SALADO — James Robison, a senior at Salado High School, has begun an unusual and some would say difficult undertaking: He’s trying to get a veterans memorial built in the village.
Robison, 19, is a part of the Texas FFA Ford Leadership Program. The program is an exclusive, six-month-long leadership development course for high school students. Out of 200 Texas FFA members who apply every year, a total of 10 are accepted.
Throughout the program, students are expected to develop and complete a service project in their respective communities. Other students in the program planned and executed a community beautification project and after-school tutoring; Robison’s project is unique in its size and scope.
“Most of the projects are in the $1,000 to $2,000 range,” Robison said. “This costs $25,000. No one has done anything like this before.”
Robison’s project is attempting to raise the funds and construct an entire veterans memorial.

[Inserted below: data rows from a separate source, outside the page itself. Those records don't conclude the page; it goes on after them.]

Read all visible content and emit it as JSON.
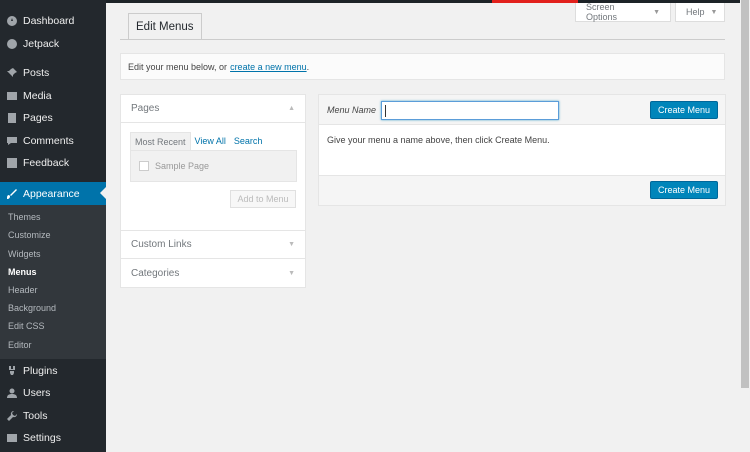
{
  "sidebar": {
    "items": [
      {
        "label": "Dashboard",
        "icon": "dashboard-icon"
      },
      {
        "label": "Jetpack",
        "icon": "jetpack-icon"
      },
      {
        "label": "Posts",
        "icon": "pin-icon"
      },
      {
        "label": "Media",
        "icon": "media-icon"
      },
      {
        "label": "Pages",
        "icon": "pages-icon"
      },
      {
        "label": "Comments",
        "icon": "comment-icon"
      },
      {
        "label": "Feedback",
        "icon": "feedback-icon"
      },
      {
        "label": "Appearance",
        "icon": "brush-icon"
      },
      {
        "label": "Plugins",
        "icon": "plugin-icon"
      },
      {
        "label": "Users",
        "icon": "user-icon"
      },
      {
        "label": "Tools",
        "icon": "wrench-icon"
      },
      {
        "label": "Settings",
        "icon": "settings-icon"
      }
    ],
    "submenu": [
      "Themes",
      "Customize",
      "Widgets",
      "Menus",
      "Header",
      "Background",
      "Edit CSS",
      "Editor"
    ]
  },
  "header": {
    "screen_options": "Screen Options",
    "help": "Help",
    "tab_label": "Edit Menus"
  },
  "manage": {
    "text": "Edit your menu below, or",
    "link": "create a new menu",
    "suffix": "."
  },
  "left_panel": {
    "pages_title": "Pages",
    "tabs": [
      "Most Recent",
      "View All",
      "Search"
    ],
    "sample_item": "Sample Page",
    "add_button": "Add to Menu",
    "custom_links": "Custom Links",
    "categories": "Categories"
  },
  "menu_edit": {
    "name_label": "Menu Name",
    "name_value": "",
    "create_button": "Create Menu",
    "hint": "Give your menu a name above, then click Create Menu."
  },
  "colors": {
    "sidebar_bg": "#23282d",
    "active_bg": "#0073aa",
    "primary_button": "#0085ba"
  }
}
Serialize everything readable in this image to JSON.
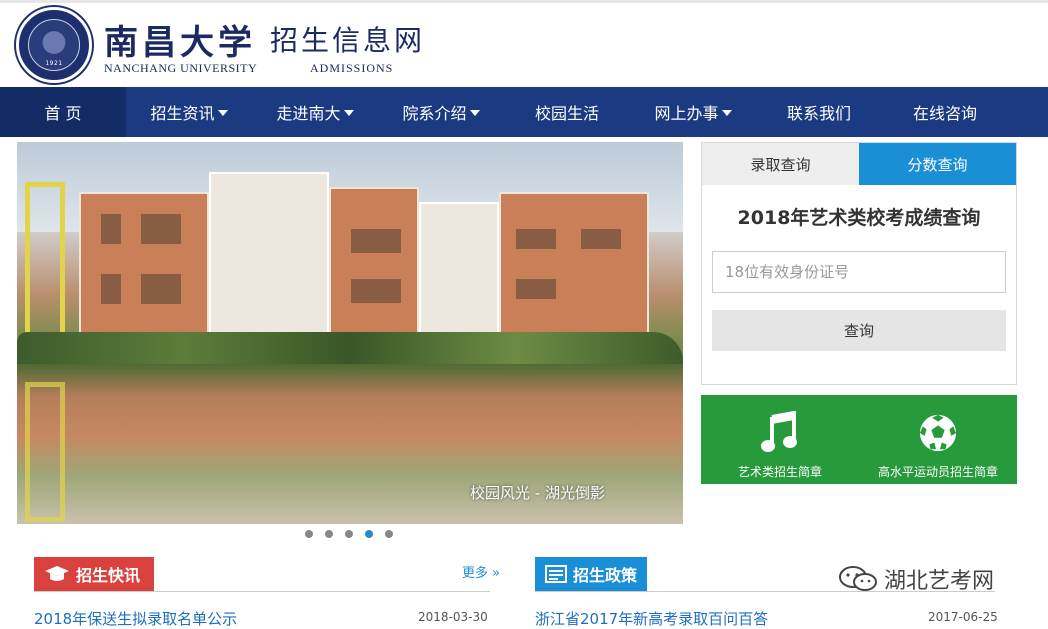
{
  "header": {
    "seal_year": "1921",
    "cn_name": "南昌大学",
    "en_name": "NANCHANG UNIVERSITY",
    "site_title": "招生信息网",
    "site_subtitle": "ADMISSIONS"
  },
  "nav": {
    "items": [
      {
        "label": "首 页",
        "dropdown": false
      },
      {
        "label": "招生资讯",
        "dropdown": true
      },
      {
        "label": "走进南大",
        "dropdown": true
      },
      {
        "label": "院系介绍",
        "dropdown": true
      },
      {
        "label": "校园生活",
        "dropdown": false
      },
      {
        "label": "网上办事",
        "dropdown": true
      },
      {
        "label": "联系我们",
        "dropdown": false
      },
      {
        "label": "在线咨询",
        "dropdown": false
      }
    ]
  },
  "banner": {
    "caption": "校园风光 - 湖光倒影",
    "slide_count": 5,
    "active_slide": 4
  },
  "query": {
    "tabs": [
      "录取查询",
      "分数查询"
    ],
    "active_tab": 1,
    "title": "2018年艺术类校考成绩查询",
    "input_placeholder": "18位有效身份证号",
    "submit_label": "查询"
  },
  "quick_links": [
    {
      "label": "艺术类招生简章",
      "icon": "music-note-icon"
    },
    {
      "label": "高水平运动员招生简章",
      "icon": "soccer-ball-icon"
    }
  ],
  "news": {
    "title": "招生快讯",
    "more": "更多 »",
    "first_item": {
      "title": "2018年保送生拟录取名单公示",
      "date": "2018-03-30"
    }
  },
  "policy": {
    "title": "招生政策",
    "first_item": {
      "title": "浙江省2017年新高考录取百问百答",
      "date": "2017-06-25"
    }
  },
  "watermark": "湖北艺考网",
  "colors": {
    "nav_bg": "#1c3a82",
    "accent_blue": "#1b8fd6",
    "news_red": "#d9413f",
    "green": "#279a3c"
  }
}
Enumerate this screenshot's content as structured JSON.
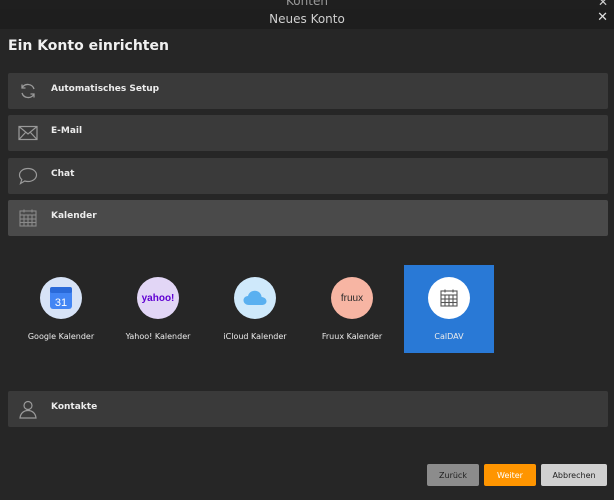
{
  "background_window": {
    "title": "Konten",
    "close_glyph": "✕"
  },
  "dialog": {
    "title": "Neues Konto",
    "close_glyph": "✕",
    "heading": "Ein Konto einrichten"
  },
  "options": [
    {
      "label": "Automatisches Setup",
      "icon": "refresh-icon"
    },
    {
      "label": "E-Mail",
      "icon": "envelope-icon"
    },
    {
      "label": "Chat",
      "icon": "speech-bubble-icon"
    },
    {
      "label": "Kalender",
      "icon": "calendar-icon",
      "selected": true
    },
    {
      "label": "Kontakte",
      "icon": "person-icon"
    }
  ],
  "calendar_providers": [
    {
      "label": "Google Kalender",
      "icon": "google-calendar-icon",
      "icon_text": "31",
      "color": "#4285f4"
    },
    {
      "label": "Yahoo! Kalender",
      "icon": "yahoo-icon",
      "icon_text": "yahoo!",
      "color": "#6001d2"
    },
    {
      "label": "iCloud Kalender",
      "icon": "icloud-icon",
      "color": "#5ab0f0"
    },
    {
      "label": "Fruux Kalender",
      "icon": "fruux-icon",
      "icon_text": "fruux",
      "color": "#f7b5a3"
    },
    {
      "label": "CalDAV",
      "icon": "caldav-calendar-icon",
      "selected": true,
      "color": "#2979d6"
    }
  ],
  "buttons": {
    "back": "Zurück",
    "next": "Weiter",
    "cancel": "Abbrechen"
  },
  "colors": {
    "accent_orange": "#ff9500",
    "selection_blue": "#2979d6",
    "row_bg": "#3a3a3a"
  }
}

His star-shaped, open plaza design features five obelisks ringing a water fountain.
“One for each branch of service: the Army, Navy, Air Force, Marines and (Coast Guard) ,” said Robison, who was inspired to create a memorial because so many people from this area are veterans. “A memorial will give the community something that can be used for events like Memorial Day and Veterans Day,”
Travis Burleson, pastor of Salado First Baptist Church, said Robison’s desire to work for the community was impressive.
“He genuinely wants to do something for the village,” Burleson said. “I didn’t get the sense that he was a kid who was just looking to do a project to burnish a college application.”
Fred Brown, a member of the village’s board of aldermen, was similarly impressed by Robison’s enthusiasm and thinks the memorial, when it’s completed, will be a great addition to the community.
“It has tremendous potential for the village,” Brown said, “simply because of the retired and active-duty military here.” Because of the difficulty raising $25,000 in funds and constructing an estimated 50-foot by 50-foot monument, the FFA agreed to push the deadline for Robison’s project back six months.
“Everyone else completed their projects back in January,” Robison said. “Because of what I’m doing, I have until July.”